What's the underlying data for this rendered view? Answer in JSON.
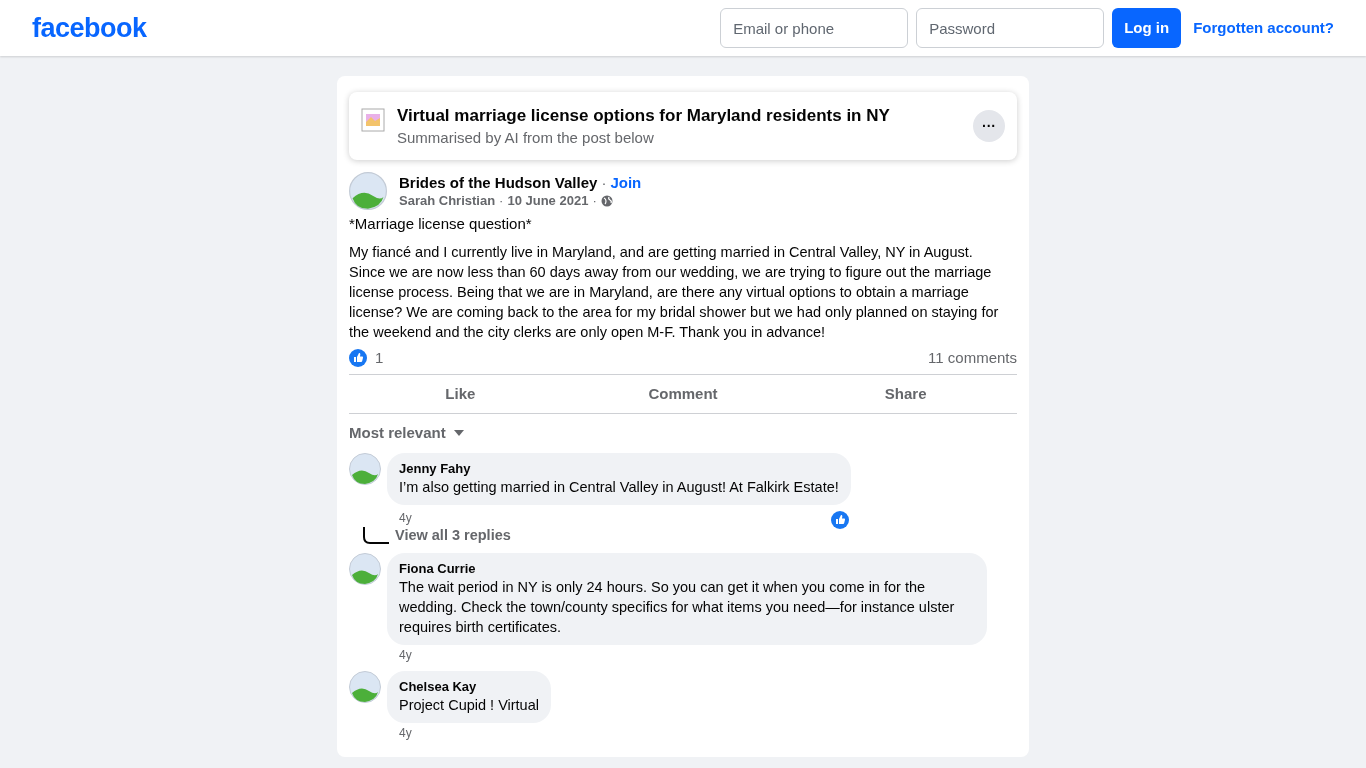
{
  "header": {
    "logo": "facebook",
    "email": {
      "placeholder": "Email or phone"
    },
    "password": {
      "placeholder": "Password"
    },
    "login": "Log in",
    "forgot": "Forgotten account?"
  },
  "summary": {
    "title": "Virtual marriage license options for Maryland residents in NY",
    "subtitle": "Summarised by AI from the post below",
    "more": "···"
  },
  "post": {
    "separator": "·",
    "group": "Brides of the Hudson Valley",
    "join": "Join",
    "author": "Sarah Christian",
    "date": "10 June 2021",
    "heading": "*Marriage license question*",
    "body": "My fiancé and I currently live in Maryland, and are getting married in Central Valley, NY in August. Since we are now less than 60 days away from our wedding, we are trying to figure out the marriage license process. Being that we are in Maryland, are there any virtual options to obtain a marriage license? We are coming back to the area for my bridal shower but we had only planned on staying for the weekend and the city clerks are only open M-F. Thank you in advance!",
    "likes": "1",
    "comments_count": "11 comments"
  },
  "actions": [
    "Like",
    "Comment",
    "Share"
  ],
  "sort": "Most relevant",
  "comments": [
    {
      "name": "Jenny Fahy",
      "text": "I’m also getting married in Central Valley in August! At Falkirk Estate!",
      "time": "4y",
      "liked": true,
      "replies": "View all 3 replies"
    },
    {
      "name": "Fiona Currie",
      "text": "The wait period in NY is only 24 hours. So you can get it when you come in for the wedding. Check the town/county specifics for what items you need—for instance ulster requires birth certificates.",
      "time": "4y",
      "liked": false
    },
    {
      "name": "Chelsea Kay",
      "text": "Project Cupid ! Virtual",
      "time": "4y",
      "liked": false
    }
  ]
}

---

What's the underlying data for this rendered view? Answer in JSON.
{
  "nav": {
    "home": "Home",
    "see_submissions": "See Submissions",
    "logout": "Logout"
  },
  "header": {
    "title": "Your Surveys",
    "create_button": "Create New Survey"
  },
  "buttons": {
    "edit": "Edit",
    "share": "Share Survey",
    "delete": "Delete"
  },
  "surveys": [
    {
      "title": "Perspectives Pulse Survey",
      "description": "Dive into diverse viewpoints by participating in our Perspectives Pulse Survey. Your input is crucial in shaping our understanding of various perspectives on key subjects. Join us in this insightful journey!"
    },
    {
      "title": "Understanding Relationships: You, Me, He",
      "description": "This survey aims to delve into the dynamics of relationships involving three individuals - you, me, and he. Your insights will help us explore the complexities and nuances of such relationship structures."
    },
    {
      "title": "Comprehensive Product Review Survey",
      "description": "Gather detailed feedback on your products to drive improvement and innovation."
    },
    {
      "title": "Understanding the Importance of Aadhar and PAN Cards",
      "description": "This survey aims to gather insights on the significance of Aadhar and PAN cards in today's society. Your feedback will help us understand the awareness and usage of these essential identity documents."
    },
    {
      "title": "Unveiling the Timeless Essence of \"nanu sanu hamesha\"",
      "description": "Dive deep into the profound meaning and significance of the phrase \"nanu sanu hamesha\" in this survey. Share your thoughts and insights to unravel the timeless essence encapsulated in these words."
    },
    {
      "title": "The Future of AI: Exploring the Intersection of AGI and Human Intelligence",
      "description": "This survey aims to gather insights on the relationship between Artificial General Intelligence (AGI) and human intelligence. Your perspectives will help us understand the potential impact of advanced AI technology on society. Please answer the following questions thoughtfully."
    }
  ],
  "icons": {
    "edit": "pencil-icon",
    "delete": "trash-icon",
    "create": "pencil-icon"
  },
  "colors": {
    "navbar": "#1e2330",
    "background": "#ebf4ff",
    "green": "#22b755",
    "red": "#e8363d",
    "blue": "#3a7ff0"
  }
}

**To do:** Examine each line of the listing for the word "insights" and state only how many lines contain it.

**Task solution:** 4